Every line that contains "crust" must be located and copied from the data.

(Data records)
◆ ◆ ◆

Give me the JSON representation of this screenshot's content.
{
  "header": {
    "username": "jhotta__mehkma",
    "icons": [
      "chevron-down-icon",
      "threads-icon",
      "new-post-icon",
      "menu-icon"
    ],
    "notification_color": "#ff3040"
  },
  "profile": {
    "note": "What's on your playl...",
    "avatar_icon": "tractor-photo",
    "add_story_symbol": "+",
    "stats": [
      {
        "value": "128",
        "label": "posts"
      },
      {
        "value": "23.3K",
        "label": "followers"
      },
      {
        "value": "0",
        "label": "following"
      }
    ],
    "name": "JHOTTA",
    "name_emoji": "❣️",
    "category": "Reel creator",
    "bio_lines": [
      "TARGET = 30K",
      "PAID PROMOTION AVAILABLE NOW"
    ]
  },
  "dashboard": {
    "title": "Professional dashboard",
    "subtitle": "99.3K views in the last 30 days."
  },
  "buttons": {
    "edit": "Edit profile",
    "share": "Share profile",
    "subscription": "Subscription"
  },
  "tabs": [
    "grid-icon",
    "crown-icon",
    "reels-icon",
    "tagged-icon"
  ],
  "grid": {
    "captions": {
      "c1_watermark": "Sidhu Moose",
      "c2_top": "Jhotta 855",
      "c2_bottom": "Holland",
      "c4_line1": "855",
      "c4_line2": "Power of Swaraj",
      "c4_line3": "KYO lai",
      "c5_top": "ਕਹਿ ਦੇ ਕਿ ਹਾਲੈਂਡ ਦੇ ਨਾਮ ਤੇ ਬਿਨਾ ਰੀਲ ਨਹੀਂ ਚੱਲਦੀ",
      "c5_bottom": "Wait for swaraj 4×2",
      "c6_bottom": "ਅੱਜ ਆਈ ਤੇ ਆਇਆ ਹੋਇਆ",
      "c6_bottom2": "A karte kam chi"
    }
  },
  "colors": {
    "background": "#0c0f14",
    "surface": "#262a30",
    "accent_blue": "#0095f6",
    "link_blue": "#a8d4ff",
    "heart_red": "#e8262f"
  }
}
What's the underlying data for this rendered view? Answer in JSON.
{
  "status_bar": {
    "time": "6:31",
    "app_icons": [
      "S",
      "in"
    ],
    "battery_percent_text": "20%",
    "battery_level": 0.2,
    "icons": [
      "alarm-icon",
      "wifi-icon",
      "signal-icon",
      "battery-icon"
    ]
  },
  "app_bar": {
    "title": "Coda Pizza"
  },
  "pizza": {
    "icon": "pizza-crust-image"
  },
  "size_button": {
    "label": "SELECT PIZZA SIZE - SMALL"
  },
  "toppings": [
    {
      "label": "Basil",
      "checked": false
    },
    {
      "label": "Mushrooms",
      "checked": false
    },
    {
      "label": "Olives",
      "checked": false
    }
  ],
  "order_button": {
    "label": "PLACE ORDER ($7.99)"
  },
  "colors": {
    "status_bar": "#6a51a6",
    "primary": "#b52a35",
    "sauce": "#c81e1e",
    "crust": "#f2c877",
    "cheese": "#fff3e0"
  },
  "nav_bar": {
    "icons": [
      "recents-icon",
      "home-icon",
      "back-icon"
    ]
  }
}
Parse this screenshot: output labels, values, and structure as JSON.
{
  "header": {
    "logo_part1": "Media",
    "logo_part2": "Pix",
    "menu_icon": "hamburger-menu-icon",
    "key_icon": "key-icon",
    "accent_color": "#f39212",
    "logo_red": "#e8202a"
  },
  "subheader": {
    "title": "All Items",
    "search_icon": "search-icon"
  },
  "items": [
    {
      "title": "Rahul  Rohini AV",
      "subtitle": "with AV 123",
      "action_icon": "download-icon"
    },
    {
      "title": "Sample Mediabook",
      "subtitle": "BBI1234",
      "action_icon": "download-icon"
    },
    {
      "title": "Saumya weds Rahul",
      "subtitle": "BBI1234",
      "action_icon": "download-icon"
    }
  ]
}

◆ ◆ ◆

Exercise output:
    "icon": "pizza-crust-image"
    "crust": "#f2c877",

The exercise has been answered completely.